Freemasonry is one of those vessels, and it is the survival of the old mystery schools, of the Egyptian mystery traditions, and even of Templarism, not because the secret was held and passed down in some literal fashion, but rather because, when the need for these ideas in the human imagination arose, and with it the opportunity, the old traditions sprouted anew. They didn't sprout out of thin air, though. The Renaissance uncovered what materials survived and ultimately this gave rise to what we call the Enlightenment, and in the midst of that, Freemasonry was found to be a convenient space within which to incubate the new child of the old aeon.

However esoteric the ideas and philosophies with which 18th century Freemasons were dabbling, this process I am mentioning is not a chimera. There is plenty of documentation that such investigation was going on in lodges of every description, and if the French were at the forefront, their brethren in insular Europe were no strangers to such speculation.

If you find a keyhole in a door and look through it, you will not see nearly as much as you do when you simply open the door and walk through it to the other side. Since the late 1800s, Masonic historians have spent endless hours staring with trepidation through a little hole. Scholars recently have found the keychain and have opened the door. Being scholars, they have begun to research, which is the word used in academia for play. Whether a particular theory or avenue of research bears fruit or not, such examples suggest that there are many secrets in the history of Freemasonry that have yet to be discovered, even by Freemasons. 

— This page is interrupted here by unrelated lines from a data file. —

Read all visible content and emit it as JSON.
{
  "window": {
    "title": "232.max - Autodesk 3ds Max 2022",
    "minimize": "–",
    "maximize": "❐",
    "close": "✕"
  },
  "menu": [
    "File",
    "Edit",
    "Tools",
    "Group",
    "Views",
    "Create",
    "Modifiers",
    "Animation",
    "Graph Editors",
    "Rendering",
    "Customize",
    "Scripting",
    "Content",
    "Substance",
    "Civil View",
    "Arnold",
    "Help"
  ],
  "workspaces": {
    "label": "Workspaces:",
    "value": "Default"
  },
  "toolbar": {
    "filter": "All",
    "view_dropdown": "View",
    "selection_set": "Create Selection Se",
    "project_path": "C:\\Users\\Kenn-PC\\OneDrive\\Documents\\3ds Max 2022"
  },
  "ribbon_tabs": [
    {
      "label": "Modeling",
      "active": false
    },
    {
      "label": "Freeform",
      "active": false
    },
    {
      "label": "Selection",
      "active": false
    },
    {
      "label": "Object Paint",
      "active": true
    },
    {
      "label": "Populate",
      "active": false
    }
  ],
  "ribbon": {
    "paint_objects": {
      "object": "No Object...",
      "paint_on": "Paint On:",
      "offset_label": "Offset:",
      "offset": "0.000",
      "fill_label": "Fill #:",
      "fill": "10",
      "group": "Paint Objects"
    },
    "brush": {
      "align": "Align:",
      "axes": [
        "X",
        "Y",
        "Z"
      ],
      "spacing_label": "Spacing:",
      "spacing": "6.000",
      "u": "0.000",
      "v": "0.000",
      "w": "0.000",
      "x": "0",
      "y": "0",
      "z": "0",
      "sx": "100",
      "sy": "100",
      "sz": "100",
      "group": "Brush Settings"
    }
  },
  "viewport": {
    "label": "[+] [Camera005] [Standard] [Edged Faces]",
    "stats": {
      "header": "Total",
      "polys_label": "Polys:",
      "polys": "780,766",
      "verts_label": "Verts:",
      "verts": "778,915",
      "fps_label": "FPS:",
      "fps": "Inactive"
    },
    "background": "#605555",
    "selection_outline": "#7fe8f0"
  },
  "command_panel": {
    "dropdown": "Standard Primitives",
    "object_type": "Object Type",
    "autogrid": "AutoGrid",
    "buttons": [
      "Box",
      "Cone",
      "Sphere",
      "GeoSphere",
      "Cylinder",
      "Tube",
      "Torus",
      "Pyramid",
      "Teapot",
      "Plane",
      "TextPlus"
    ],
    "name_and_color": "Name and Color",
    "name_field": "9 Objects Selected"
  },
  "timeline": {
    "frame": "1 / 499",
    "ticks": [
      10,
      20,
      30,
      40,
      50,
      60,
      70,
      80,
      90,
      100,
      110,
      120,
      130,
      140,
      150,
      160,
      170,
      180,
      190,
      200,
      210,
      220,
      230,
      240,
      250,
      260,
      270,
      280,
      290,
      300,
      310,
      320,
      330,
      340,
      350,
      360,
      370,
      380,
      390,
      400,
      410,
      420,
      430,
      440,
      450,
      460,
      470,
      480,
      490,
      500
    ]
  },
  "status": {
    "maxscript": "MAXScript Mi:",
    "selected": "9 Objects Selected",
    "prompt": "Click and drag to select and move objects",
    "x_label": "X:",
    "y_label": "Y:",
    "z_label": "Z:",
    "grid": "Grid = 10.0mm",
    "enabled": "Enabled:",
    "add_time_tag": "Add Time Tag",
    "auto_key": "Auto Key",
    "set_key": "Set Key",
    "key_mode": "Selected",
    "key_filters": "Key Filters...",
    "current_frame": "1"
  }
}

All I wish to do is poke my head back through the door to say that the sun is out, the beach is just outside the door and the water is fine. Come play.